Genaro Hernandez left indelible memories

It doesn’t always work this way, but I gave myself an assignment Monday to stop and reflect on the early loss of a gifted man and boxer, Genaro Hernandez, and on the road of life.

Twenty years ago, I assigned myself to attend my first professional fight, a Hernandez-headlined card at the Forum against a fighter named Pedro Arroyo.

Honestly, I wasn’t there to watch Hernandez. The card also included my favorite boxer of the 1980s, Thomas “Hit Man” Hearns, and an invitation had been mailed to me at the now-defunct Anaheim Bulletin by the Forum’s boxing publicist, John Beyrooty.

Beyrooty didn’t even ask if I’d be writing, instead encouraging me to come to the pre-fight news conference to meet Hearns and later to enjoy the fights ringside, promising that Los Angeles’ Hernandez — also 24 at the time — was a future world champion.


Eight thousand people were there, Hearns scored a second-round knockout, singer Bobby Brown chatted with me in the press room about his hit album, and Hernandez, nicknamed “Chicanito,” put on a brilliant display of toughness, fast hands and discipline.

Hernandez won the super-featherweight world title in his next fight, and his friend, Robert Ramos, recalled Monday how that event inspired “the whole neighborhood on 23rd Street, that this happened to a husband, brother and dad” on their block.

Monday was Chicanito’s funeral at Resurrection Church in East Los Angeles.

He died June 7 at 45 at his Mission Viejo home after a near three-year battle against a rare cancer of the head and neck. He’s survived by his wife and two children.
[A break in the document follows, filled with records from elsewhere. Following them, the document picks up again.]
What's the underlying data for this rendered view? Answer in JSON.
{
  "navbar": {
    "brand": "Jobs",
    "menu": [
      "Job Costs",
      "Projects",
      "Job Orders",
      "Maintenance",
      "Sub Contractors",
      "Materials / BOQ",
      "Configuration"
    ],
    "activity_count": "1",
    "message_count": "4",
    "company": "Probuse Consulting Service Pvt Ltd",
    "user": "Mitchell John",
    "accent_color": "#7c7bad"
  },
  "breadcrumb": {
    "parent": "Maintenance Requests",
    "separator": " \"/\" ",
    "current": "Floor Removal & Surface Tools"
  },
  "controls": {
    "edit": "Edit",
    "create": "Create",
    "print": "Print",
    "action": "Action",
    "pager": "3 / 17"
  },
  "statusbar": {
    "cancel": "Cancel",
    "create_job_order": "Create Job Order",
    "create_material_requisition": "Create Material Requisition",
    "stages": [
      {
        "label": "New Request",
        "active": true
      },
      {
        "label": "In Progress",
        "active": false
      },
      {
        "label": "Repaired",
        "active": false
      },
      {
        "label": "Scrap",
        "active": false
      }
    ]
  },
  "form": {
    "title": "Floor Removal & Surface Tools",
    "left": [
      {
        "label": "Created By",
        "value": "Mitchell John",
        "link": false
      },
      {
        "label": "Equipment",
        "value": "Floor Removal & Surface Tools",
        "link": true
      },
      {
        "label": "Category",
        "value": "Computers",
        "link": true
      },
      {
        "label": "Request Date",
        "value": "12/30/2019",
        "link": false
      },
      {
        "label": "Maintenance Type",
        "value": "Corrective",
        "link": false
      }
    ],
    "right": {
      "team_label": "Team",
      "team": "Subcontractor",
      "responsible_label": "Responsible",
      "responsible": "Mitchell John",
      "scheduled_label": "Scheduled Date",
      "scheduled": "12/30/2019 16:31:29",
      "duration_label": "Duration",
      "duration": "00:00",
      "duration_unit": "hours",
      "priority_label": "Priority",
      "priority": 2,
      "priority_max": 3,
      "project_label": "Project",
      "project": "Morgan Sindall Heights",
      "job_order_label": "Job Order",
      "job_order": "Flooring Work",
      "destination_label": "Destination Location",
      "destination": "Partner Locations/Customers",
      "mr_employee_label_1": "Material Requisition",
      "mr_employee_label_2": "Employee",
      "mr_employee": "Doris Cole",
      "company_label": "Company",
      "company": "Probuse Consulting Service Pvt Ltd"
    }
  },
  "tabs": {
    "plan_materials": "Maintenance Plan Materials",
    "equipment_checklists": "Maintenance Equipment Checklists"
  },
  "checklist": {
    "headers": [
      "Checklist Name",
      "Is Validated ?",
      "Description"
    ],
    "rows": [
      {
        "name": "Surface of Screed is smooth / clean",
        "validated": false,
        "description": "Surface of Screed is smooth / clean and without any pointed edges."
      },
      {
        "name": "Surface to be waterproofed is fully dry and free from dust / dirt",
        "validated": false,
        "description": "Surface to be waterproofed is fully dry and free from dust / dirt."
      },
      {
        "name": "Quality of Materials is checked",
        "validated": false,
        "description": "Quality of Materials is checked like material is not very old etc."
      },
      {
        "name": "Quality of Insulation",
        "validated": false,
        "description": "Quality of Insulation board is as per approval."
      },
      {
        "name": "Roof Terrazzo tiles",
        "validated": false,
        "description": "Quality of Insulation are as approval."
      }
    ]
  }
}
The church was standing-room only, including Beyrooty and unbeaten Southern California title contenders Shawn Estrada of East L.A. and Vanes Martisrosyan of Glendale. Tough boxing men wiped away tears after Hernandez’s 11-year-old son, Steven, announced, “My dad thanks you for coming.”

A revealing indicator of the fighter’s broad appeal is that a promoter who had little to do with his career, Bob Arum, paid for the boxer’s dozen visits to a prestigious cancer center in Houston, and that his final opponent, Floyd Mayweather Jr., paid for Monday’s services.

Arum and Mayweather Jr. are at each other’s throats on so many issues, including whether they’ll make the epic Manny Pacquiao fight happen, but they can agree on Hernandez.

After landing The Times’ boxing beat in 2006, I’ve had the pleasure many times to sit on press row alongside Hernandez, who often called fights on television for Arum’s company, Top Rank.


We would chat about the fighters, whom he routinely had kind words for, and he even once asked for help on some fight facts. I’m honored to join Hernandez in the California Boxing Hall of Fame later this month.

“We talked about this day and he said not to cry, be yourselves,” Hernandez’s brother, Joe, told the crowd Monday. “Thank you, Genaro, for the good times. You’re a true champion as a person, boxer and gentleman. Rest in peace, Champ, we love you.”